Word for word, copy all the data and drop the pictures.

(Extracted data entries)
----

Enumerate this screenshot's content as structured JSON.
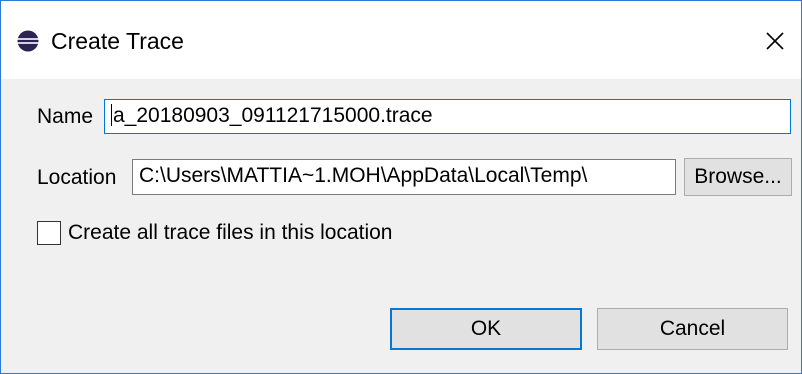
{
  "dialog": {
    "title": "Create Trace",
    "icon": "eclipse-icon",
    "close_icon": "close-icon"
  },
  "name_field": {
    "label": "Name",
    "value": "a_20180903_091121715000.trace"
  },
  "location_field": {
    "label": "Location",
    "value": "C:\\Users\\MATTIA~1.MOH\\AppData\\Local\\Temp\\",
    "browse_label": "Browse..."
  },
  "checkbox": {
    "label": "Create all trace files in this location",
    "checked": false
  },
  "buttons": {
    "ok_label": "OK",
    "cancel_label": "Cancel"
  },
  "colors": {
    "accent": "#0078d7",
    "window_border": "#2b7bd6",
    "dialog_background": "#f0f0f0",
    "button_background": "#e1e1e1"
  }
}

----

**The completed task**
Enumerate this screenshot's content as structured JSON.
{
  "dialog": {
    "title": "Create Trace",
    "icon": "eclipse-icon",
    "close_icon": "close-icon"
  },
  "name_field": {
    "label": "Name",
    "value": "a_20180903_091121715000.trace"
  },
  "location_field": {
    "label": "Location",
    "value": "C:\\Users\\MATTIA~1.MOH\\AppData\\Local\\Temp\\",
    "browse_label": "Browse..."
  },
  "checkbox": {
    "label": "Create all trace files in this location",
    "checked": false
  },
  "buttons": {
    "ok_label": "OK",
    "cancel_label": "Cancel"
  },
  "colors": {
    "accent": "#0078d7",
    "window_border": "#2b7bd6",
    "dialog_background": "#f0f0f0",
    "button_background": "#e1e1e1"
  }
}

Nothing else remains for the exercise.